The Prince of Wales and The Duchess of Cornwall led the tributes to the victims of the Bali bombing during a moving ceremony in London today.
The ceremony was held in St James's Park and was attended by 600 grieving friends and relatives of those killed by the 2002 bombings, four years ago today.
Their Royal Highnesses unveiled a wall made from Portland stone into which the names of those who lost their lives were carved.
Standing in front of the wall is a freestanding granite globe with 202 individually carved doves, each of which represents a victim of the bombings.
Under the sculpture the words “You were robbed of life, your spirit enriches ours” were carved.
Behind the globe, all the names of those who died - of which 28 were British - are carved into a stone wall.
Foreign Secretary Margaret Beckett and Culture Secretary Tessa Jowell also attended the event.
Ms Jowell read out the names of all 28 Britons killed in the bomb blast and representatives from the 21 other countries who lost citizens also read out names of the dead.
The £300,000 stone memorial sculpture took nine months to make and is located only metres from Foreign Office buildings.
After a minute’s silence, The Prince was handed a floral wreath made up of poppies and his emblem, The Prince’s feathers, by survivor of the bombings Daniella Prothero.

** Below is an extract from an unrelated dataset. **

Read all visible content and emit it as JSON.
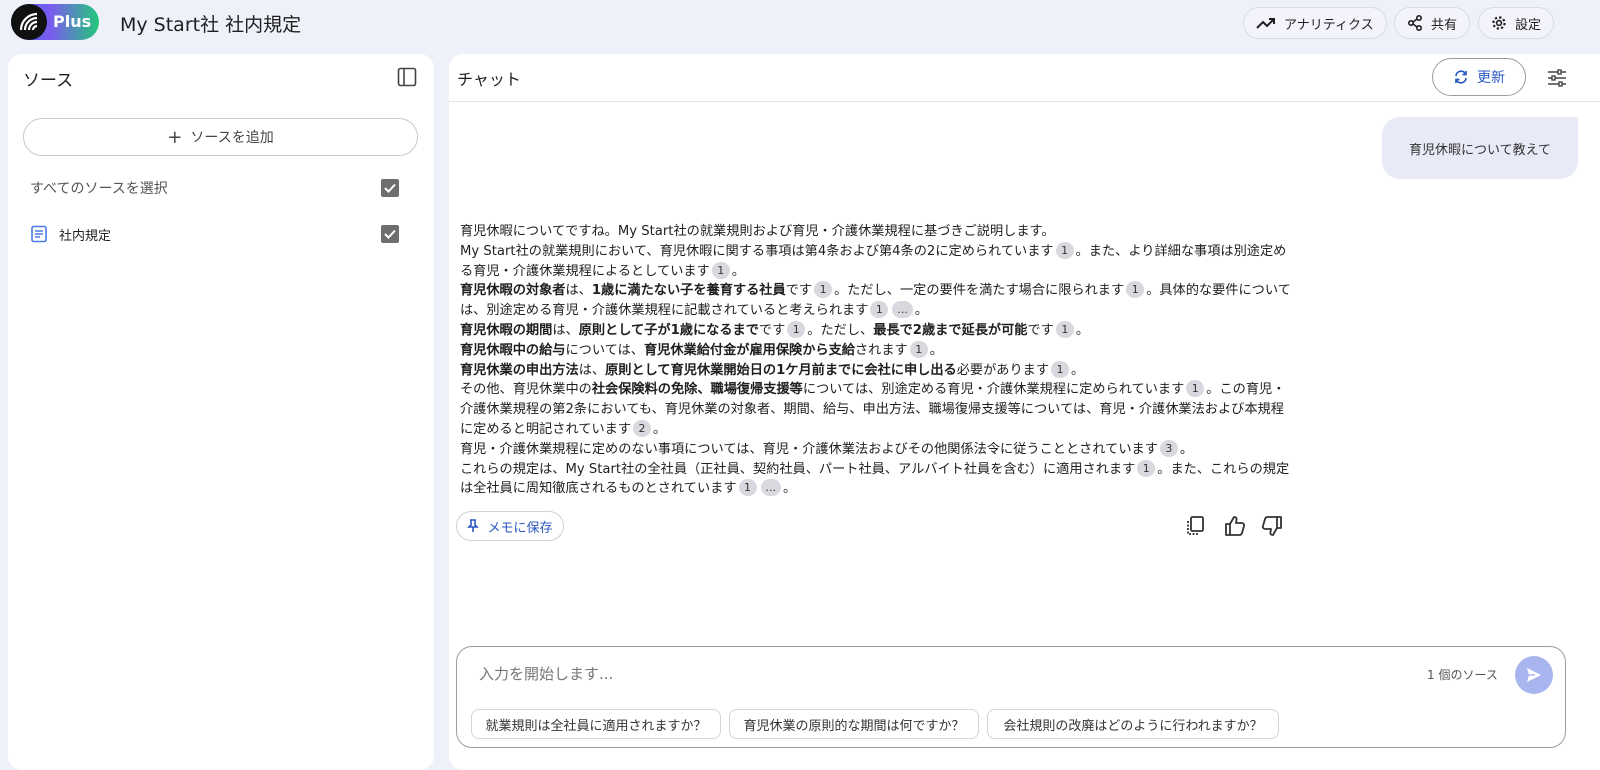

The words on Their Royal Highnesses’ tribute read: “With our heartfelt thoughts and prayers.”
A message from the Archbishop of Canterbury was read out by the Rev Nicholas Holtam, vicar of St Martin in the Fields.
He said the memorial in London showed that the grief felt by family and friends was shared by people across the country.
The bomb blast on 12th October 2002, which ripped through a nightclub and a bar in the tourist area Kuta on the Indonesian island, shocked the world.
Susanna Miller, 39, who lost her brother, Dan, said the families were delighted that the memorial had been positioned in such an important place.
She said it would serve as a reminder to the general public and the Government of the potential dangers of foreign travel and the risk of terrorism in the world.
Ms Miller said The Prince had been a great source of support to the families of the victims.
“His uncle was killed by terrorists,” she said. “He knows how it feels when this kind of thing happens.
“He has been an extremely supportive figure and it is very important that he came today.”
Following the service, Their Royal Highnesses joined family and friends of the victims at a reception in the Foreign Office.